++++ Extracted material ++++
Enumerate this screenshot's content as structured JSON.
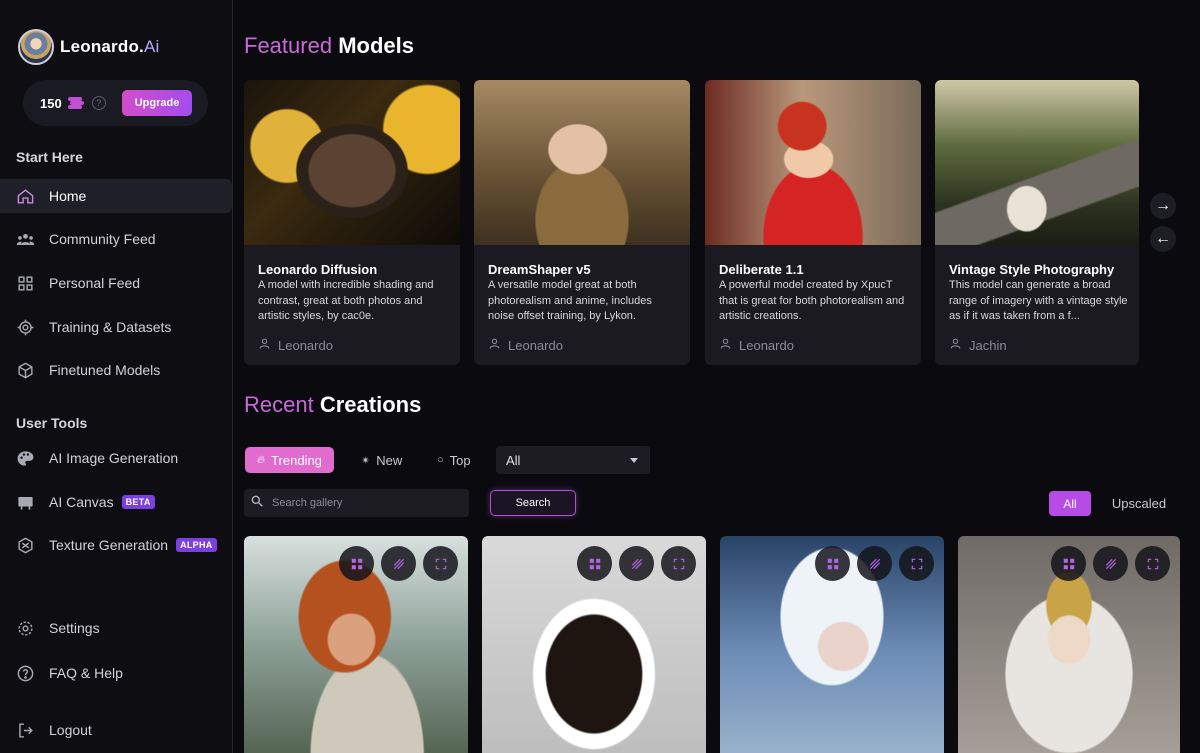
{
  "brand": {
    "name": "Leonardo.",
    "suffix": "Ai"
  },
  "credits": {
    "amount": "150",
    "help": "?",
    "upgrade_label": "Upgrade"
  },
  "sidebar": {
    "start_here_title": "Start Here",
    "start_items": [
      {
        "label": "Home",
        "icon": "home-icon"
      },
      {
        "label": "Community Feed",
        "icon": "community-icon"
      },
      {
        "label": "Personal Feed",
        "icon": "grid-icon"
      },
      {
        "label": "Training & Datasets",
        "icon": "training-icon"
      },
      {
        "label": "Finetuned Models",
        "icon": "cube-icon"
      }
    ],
    "user_tools_title": "User Tools",
    "tool_items": [
      {
        "label": "AI Image Generation",
        "icon": "palette-icon"
      },
      {
        "label": "AI Canvas",
        "icon": "canvas-icon",
        "badge": "BETA"
      },
      {
        "label": "Texture Generation",
        "icon": "texture-icon",
        "badge": "ALPHA"
      }
    ],
    "bottom_items": [
      {
        "label": "Settings",
        "icon": "gear-icon"
      },
      {
        "label": "FAQ & Help",
        "icon": "help-icon"
      },
      {
        "label": "Logout",
        "icon": "logout-icon"
      }
    ]
  },
  "featured": {
    "title_accent": "Featured",
    "title_rest": "Models",
    "models": [
      {
        "name": "Leonardo Diffusion",
        "description": "A model with incredible shading and contrast, great at both photos and artistic styles, by cac0e.",
        "author": "Leonardo"
      },
      {
        "name": "DreamShaper v5",
        "description": "A versatile model great at both photorealism and anime, includes noise offset training, by Lykon.",
        "author": "Leonardo"
      },
      {
        "name": "Deliberate 1.1",
        "description": "A powerful model created by XpucT that is great for both photorealism and artistic creations.",
        "author": "Leonardo"
      },
      {
        "name": "Vintage Style Photography",
        "description": "This model can generate a broad range of imagery with a vintage style as if it was taken from a f...",
        "author": "Jachin"
      }
    ],
    "next_arrow": "→",
    "prev_arrow": "←"
  },
  "recent": {
    "title_accent": "Recent",
    "title_rest": "Creations",
    "tabs": [
      {
        "label": "Trending"
      },
      {
        "label": "New"
      },
      {
        "label": "Top"
      }
    ],
    "select_value": "All",
    "search_placeholder": "Search gallery",
    "search_button": "Search",
    "filter_all": "All",
    "filter_upscaled": "Upscaled"
  },
  "colors": {
    "accent_pink": "#e26bd0",
    "accent_purple": "#b64be6",
    "background": "#0b0b0f"
  }
}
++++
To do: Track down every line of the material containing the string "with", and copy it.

Exercise response:
        "description": "A model with incredible shading and contrast, great at both photos and artistic styles, by cac0e.",
        "description": "This model can generate a broad range of imagery with a vintage style as if it was taken from a f...",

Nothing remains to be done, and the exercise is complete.